■ PROBLEM REQUIREMENTS
Every record below needs to be written out exactly, apart from the pictures.

Page and application data records

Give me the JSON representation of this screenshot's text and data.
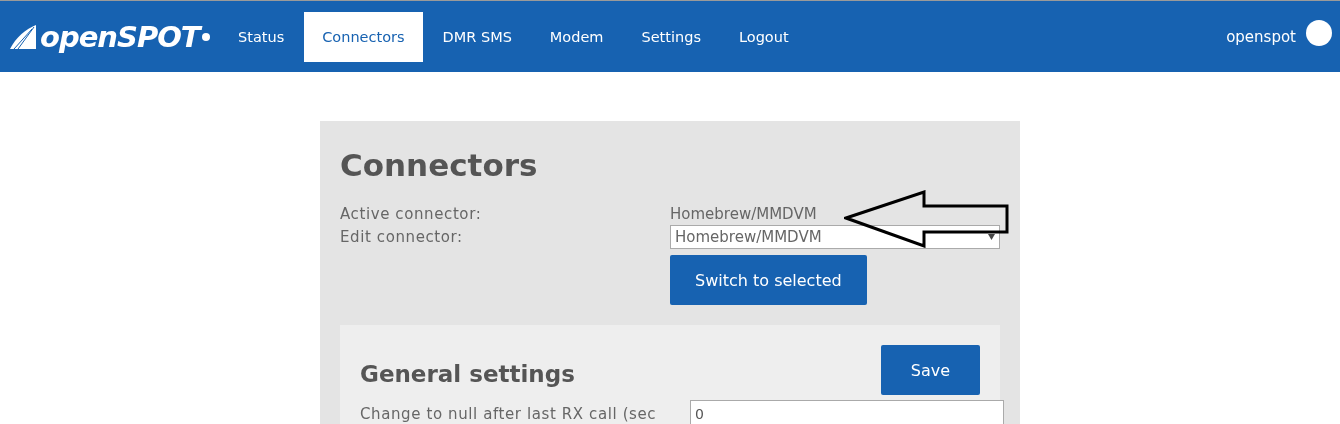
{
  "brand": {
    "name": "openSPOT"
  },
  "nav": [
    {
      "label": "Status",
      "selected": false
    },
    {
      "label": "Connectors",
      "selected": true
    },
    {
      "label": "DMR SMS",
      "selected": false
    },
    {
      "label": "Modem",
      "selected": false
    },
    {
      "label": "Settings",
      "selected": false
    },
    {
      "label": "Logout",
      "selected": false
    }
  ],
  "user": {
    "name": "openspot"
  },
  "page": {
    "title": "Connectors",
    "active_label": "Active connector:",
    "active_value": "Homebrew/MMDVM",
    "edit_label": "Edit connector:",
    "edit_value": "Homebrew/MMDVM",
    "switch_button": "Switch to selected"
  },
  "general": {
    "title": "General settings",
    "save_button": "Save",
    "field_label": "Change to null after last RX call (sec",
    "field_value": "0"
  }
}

■ FINAL ANSWER
Give me the JSON representation of this screenshot's text and data.
{
  "brand": {
    "name": "openSPOT"
  },
  "nav": [
    {
      "label": "Status",
      "selected": false
    },
    {
      "label": "Connectors",
      "selected": true
    },
    {
      "label": "DMR SMS",
      "selected": false
    },
    {
      "label": "Modem",
      "selected": false
    },
    {
      "label": "Settings",
      "selected": false
    },
    {
      "label": "Logout",
      "selected": false
    }
  ],
  "user": {
    "name": "openspot"
  },
  "page": {
    "title": "Connectors",
    "active_label": "Active connector:",
    "active_value": "Homebrew/MMDVM",
    "edit_label": "Edit connector:",
    "edit_value": "Homebrew/MMDVM",
    "switch_button": "Switch to selected"
  },
  "general": {
    "title": "General settings",
    "save_button": "Save",
    "field_label": "Change to null after last RX call (sec",
    "field_value": "0"
  }
}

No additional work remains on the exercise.